■ Exercise brief: Retype all of the entries word for word.

Excerpts from an interface dataset
==*==
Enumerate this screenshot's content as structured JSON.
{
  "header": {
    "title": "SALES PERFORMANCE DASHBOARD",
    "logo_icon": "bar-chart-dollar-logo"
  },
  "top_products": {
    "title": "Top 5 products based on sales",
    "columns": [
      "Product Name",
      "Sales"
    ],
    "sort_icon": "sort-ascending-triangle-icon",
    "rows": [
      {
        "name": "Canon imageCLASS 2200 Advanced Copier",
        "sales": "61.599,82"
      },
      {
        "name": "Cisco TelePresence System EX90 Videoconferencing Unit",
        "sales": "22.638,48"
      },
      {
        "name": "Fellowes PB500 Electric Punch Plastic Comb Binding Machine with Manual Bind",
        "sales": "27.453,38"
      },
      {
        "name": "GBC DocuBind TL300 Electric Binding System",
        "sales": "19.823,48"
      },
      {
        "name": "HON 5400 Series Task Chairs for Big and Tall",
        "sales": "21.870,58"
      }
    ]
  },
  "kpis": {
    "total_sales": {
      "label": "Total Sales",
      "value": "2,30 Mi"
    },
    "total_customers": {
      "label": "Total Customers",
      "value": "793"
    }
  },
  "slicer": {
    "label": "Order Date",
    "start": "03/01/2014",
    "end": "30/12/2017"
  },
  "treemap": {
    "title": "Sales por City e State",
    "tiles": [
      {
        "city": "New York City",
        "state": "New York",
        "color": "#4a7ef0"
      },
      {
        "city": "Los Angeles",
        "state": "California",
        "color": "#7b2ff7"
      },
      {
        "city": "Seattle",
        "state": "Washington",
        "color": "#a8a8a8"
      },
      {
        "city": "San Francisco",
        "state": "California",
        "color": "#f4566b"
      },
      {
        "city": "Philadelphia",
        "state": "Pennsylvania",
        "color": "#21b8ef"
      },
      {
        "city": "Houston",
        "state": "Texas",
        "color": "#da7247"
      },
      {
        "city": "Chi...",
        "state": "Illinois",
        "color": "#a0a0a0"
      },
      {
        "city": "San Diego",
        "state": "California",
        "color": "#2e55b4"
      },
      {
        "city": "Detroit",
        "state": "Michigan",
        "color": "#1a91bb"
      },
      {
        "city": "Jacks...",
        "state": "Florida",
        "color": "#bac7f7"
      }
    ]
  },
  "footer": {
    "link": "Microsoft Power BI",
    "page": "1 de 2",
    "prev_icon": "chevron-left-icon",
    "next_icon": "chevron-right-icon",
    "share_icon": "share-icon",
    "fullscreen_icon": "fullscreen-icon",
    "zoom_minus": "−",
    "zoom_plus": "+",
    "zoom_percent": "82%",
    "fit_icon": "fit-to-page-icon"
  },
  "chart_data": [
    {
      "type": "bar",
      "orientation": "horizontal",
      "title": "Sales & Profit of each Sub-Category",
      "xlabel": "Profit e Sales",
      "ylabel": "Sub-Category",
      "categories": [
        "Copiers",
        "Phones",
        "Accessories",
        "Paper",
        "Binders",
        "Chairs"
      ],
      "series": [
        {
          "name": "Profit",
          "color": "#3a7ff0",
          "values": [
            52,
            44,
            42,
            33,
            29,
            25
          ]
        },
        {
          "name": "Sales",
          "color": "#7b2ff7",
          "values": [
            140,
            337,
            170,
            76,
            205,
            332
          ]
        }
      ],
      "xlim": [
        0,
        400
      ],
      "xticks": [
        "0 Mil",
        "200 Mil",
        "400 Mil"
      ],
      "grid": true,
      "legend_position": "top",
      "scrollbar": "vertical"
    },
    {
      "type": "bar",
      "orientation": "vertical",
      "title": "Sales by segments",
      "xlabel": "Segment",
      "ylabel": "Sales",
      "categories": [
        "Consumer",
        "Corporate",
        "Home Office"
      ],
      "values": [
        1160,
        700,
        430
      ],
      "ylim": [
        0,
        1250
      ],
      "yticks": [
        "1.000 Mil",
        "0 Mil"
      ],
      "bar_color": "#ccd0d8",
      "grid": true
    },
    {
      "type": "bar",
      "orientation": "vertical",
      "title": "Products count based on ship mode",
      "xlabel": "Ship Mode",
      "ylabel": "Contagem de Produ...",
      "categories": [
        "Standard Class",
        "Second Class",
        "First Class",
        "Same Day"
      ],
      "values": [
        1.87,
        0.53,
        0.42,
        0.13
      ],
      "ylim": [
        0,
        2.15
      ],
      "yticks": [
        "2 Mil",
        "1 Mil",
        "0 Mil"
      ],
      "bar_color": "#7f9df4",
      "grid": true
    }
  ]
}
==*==
■ Response to the exercise:
Enumerate this screenshot's content as structured JSON.
{
  "header": {
    "title": "SALES PERFORMANCE DASHBOARD",
    "logo_icon": "bar-chart-dollar-logo"
  },
  "top_products": {
    "title": "Top 5 products based on sales",
    "columns": [
      "Product Name",
      "Sales"
    ],
    "sort_icon": "sort-ascending-triangle-icon",
    "rows": [
      {
        "name": "Canon imageCLASS 2200 Advanced Copier",
        "sales": "61.599,82"
      },
      {
        "name": "Cisco TelePresence System EX90 Videoconferencing Unit",
        "sales": "22.638,48"
      },
      {
        "name": "Fellowes PB500 Electric Punch Plastic Comb Binding Machine with Manual Bind",
        "sales": "27.453,38"
      },
      {
        "name": "GBC DocuBind TL300 Electric Binding System",
        "sales": "19.823,48"
      },
      {
        "name": "HON 5400 Series Task Chairs for Big and Tall",
        "sales": "21.870,58"
      }
    ]
  },
  "kpis": {
    "total_sales": {
      "label": "Total Sales",
      "value": "2,30 Mi"
    },
    "total_customers": {
      "label": "Total Customers",
      "value": "793"
    }
  },
  "slicer": {
    "label": "Order Date",
    "start": "03/01/2014",
    "end": "30/12/2017"
  },
  "treemap": {
    "title": "Sales por City e State",
    "tiles": [
      {
        "city": "New York City",
        "state": "New York",
        "color": "#4a7ef0"
      },
      {
        "city": "Los Angeles",
        "state": "California",
        "color": "#7b2ff7"
      },
      {
        "city": "Seattle",
        "state": "Washington",
        "color": "#a8a8a8"
      },
      {
        "city": "San Francisco",
        "state": "California",
        "color": "#f4566b"
      },
      {
        "city": "Philadelphia",
        "state": "Pennsylvania",
        "color": "#21b8ef"
      },
      {
        "city": "Houston",
        "state": "Texas",
        "color": "#da7247"
      },
      {
        "city": "Chi...",
        "state": "Illinois",
        "color": "#a0a0a0"
      },
      {
        "city": "San Diego",
        "state": "California",
        "color": "#2e55b4"
      },
      {
        "city": "Detroit",
        "state": "Michigan",
        "color": "#1a91bb"
      },
      {
        "city": "Jacks...",
        "state": "Florida",
        "color": "#bac7f7"
      }
    ]
  },
  "footer": {
    "link": "Microsoft Power BI",
    "page": "1 de 2",
    "prev_icon": "chevron-left-icon",
    "next_icon": "chevron-right-icon",
    "share_icon": "share-icon",
    "fullscreen_icon": "fullscreen-icon",
    "zoom_minus": "−",
    "zoom_plus": "+",
    "zoom_percent": "82%",
    "fit_icon": "fit-to-page-icon"
  },
  "chart_data": [
    {
      "type": "bar",
      "orientation": "horizontal",
      "title": "Sales & Profit of each Sub-Category",
      "xlabel": "Profit e Sales",
      "ylabel": "Sub-Category",
      "categories": [
        "Copiers",
        "Phones",
        "Accessories",
        "Paper",
        "Binders",
        "Chairs"
      ],
      "series": [
        {
          "name": "Profit",
          "color": "#3a7ff0",
          "values": [
            52,
            44,
            42,
            33,
            29,
            25
          ]
        },
        {
          "name": "Sales",
          "color": "#7b2ff7",
          "values": [
            140,
            337,
            170,
            76,
            205,
            332
          ]
        }
      ],
      "xlim": [
        0,
        400
      ],
      "xticks": [
        "0 Mil",
        "200 Mil",
        "400 Mil"
      ],
      "grid": true,
      "legend_position": "top",
      "scrollbar": "vertical"
    },
    {
      "type": "bar",
      "orientation": "vertical",
      "title": "Sales by segments",
      "xlabel": "Segment",
      "ylabel": "Sales",
      "categories": [
        "Consumer",
        "Corporate",
        "Home Office"
      ],
      "values": [
        1160,
        700,
        430
      ],
      "ylim": [
        0,
        1250
      ],
      "yticks": [
        "1.000 Mil",
        "0 Mil"
      ],
      "bar_color": "#ccd0d8",
      "grid": true
    },
    {
      "type": "bar",
      "orientation": "vertical",
      "title": "Products count based on ship mode",
      "xlabel": "Ship Mode",
      "ylabel": "Contagem de Produ...",
      "categories": [
        "Standard Class",
        "Second Class",
        "First Class",
        "Same Day"
      ],
      "values": [
        1.87,
        0.53,
        0.42,
        0.13
      ],
      "ylim": [
        0,
        2.15
      ],
      "yticks": [
        "2 Mil",
        "1 Mil",
        "0 Mil"
      ],
      "bar_color": "#7f9df4",
      "grid": true
    }
  ]
}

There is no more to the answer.